Importance: High ✭✭✭
 Subject: Graph Theory » Infinite Graphs
 Keywords: binary tree infinite graph normal spanning tree set theory
 Posted by: mdevos on: June 26th, 2008

Call a graph an -graph if it has a bipartition so that every vertex in has degree and every vertex in has degree .

Problem   Characterize the -graphs.

The motivation for this problem comes from a lovely paper of Diestel and Leader [DL] where they prove that an infinite graph has a normal spanning tree (the natural infinite analogue of a depth-first search tree) if and only if it has no minor isomorphic to either an -graph or an Aronszajn tree. (An earlier conjecture of Halin asserted that only the first of these excluded minors was needed.) So, -graphs appear as a forbidden minor obstruction to the existence of a kind of depth-first search tree for infinite graphs.

The obvious example of an -graph is , but there are other natural families of such graphs. For instance, let be an infinite binary tree with root , and let be the set of all rays (one way infinite paths) with endpoint . Now, form a bipartite graph with vertex bipartition and adjacency given by the rule that adjacent to if and only if lies on the ray (in ). Any -graph which is isomorphic to a subgraph of this graph is said to be of binary type.

Say that a -graph is divisible if there exist disjoint subsets and disjoint subsets so that the graphs induced by both and are -graphs.
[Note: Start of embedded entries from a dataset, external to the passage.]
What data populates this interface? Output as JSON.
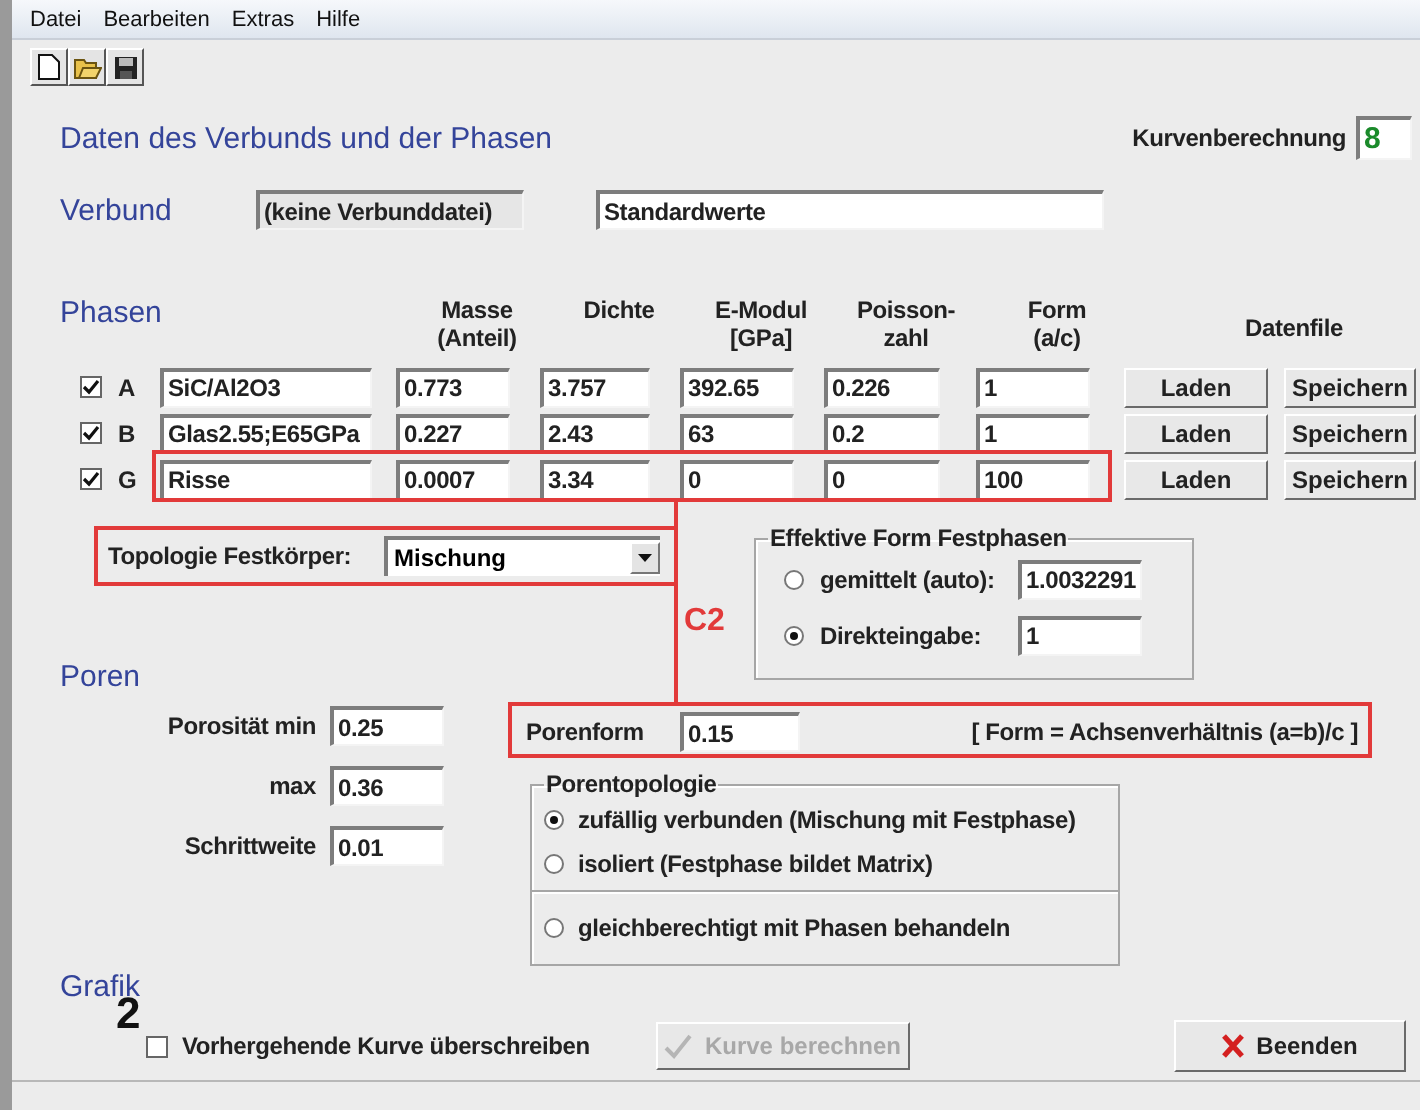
{
  "menu": [
    "Datei",
    "Bearbeiten",
    "Extras",
    "Hilfe"
  ],
  "title": "Daten des Verbunds und der Phasen",
  "curve_calc": {
    "label": "Kurvenberechnung",
    "value": "8"
  },
  "composite": {
    "label": "Verbund",
    "file": "(keine Verbunddatei)",
    "name": "Standardwerte"
  },
  "phases": {
    "heading": "Phasen",
    "columns": [
      [
        "Masse",
        "(Anteil)"
      ],
      [
        "Dichte"
      ],
      [
        "E-Modul",
        "[GPa]"
      ],
      [
        "Poisson-",
        "zahl"
      ],
      [
        "Form",
        "(a/c)"
      ]
    ],
    "datafile_heading": "Datenfile",
    "rows": [
      {
        "checked": true,
        "letter": "A",
        "name": "SiC/Al2O3",
        "values": [
          "0.773",
          "3.757",
          "392.65",
          "0.226",
          "1"
        ],
        "load": "Laden",
        "save": "Speichern"
      },
      {
        "checked": true,
        "letter": "B",
        "name": "Glas2.55;E65GPa",
        "values": [
          "0.227",
          "2.43",
          "63",
          "0.2",
          "1"
        ],
        "load": "Laden",
        "save": "Speichern"
      },
      {
        "checked": true,
        "letter": "G",
        "name": "Risse",
        "values": [
          "0.0007",
          "3.34",
          "0",
          "0",
          "100"
        ],
        "load": "Laden",
        "save": "Speichern"
      }
    ]
  },
  "topology": {
    "label": "Topologie Festkörper:",
    "value": "Mischung"
  },
  "effective_form": {
    "title": "Effektive Form Festphasen",
    "options": [
      {
        "label": "gemittelt (auto):",
        "value": "1.0032291",
        "selected": false
      },
      {
        "label": "Direkteingabe:",
        "value": "1",
        "selected": true
      }
    ]
  },
  "pores": {
    "heading": "Poren",
    "fields": [
      {
        "label": "Porosität min",
        "value": "0.25"
      },
      {
        "label": "max",
        "value": "0.36"
      },
      {
        "label": "Schrittweite",
        "value": "0.01"
      }
    ],
    "shape": {
      "label": "Porenform",
      "value": "0.15",
      "note": "[ Form = Achsenverhältnis (a=b)/c ]"
    },
    "topology": {
      "title": "Porentopologie",
      "groups": [
        [
          {
            "label": "zufällig verbunden (Mischung mit Festphase)",
            "selected": true
          },
          {
            "label": "isoliert (Festphase bildet Matrix)",
            "selected": false
          }
        ],
        [
          {
            "label": "gleichberechtigt mit Phasen behandeln",
            "selected": false
          }
        ]
      ]
    }
  },
  "graphics": {
    "heading": "Grafik",
    "overwrite": {
      "label": "Vorhergehende Kurve überschreiben",
      "checked": false
    }
  },
  "buttons": [
    {
      "kind": "calculate",
      "label": "Kurve berechnen",
      "disabled": true
    },
    {
      "kind": "exit",
      "label": "Beenden",
      "disabled": false
    }
  ],
  "annotation": "C2",
  "figure_number": "2"
}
It is not difficult to show that every binary type graph is divisible. Curiously, the existence of non-divisible -graphs depends on the Continuum Hypothesis (see [DL]).

Although it is not clear wether or not there is a nice characterization of -graphs, it would certainly be interesting to find more natural families of these graphs. The following rather more concrete question is posed by Diestel and Leader who suspect the answer is 'no'.

Problem   Does every -graph have an -graph as a minor which is either indivisible or of binary type?

## Bibliography

[DL] R. Diestel and I. Leader, Normal spanning trees, Aronszajn trees and excluded minors, J. London Math. Soc. 63 (2001), 16-32;

* indicates original appearance(s) of problem.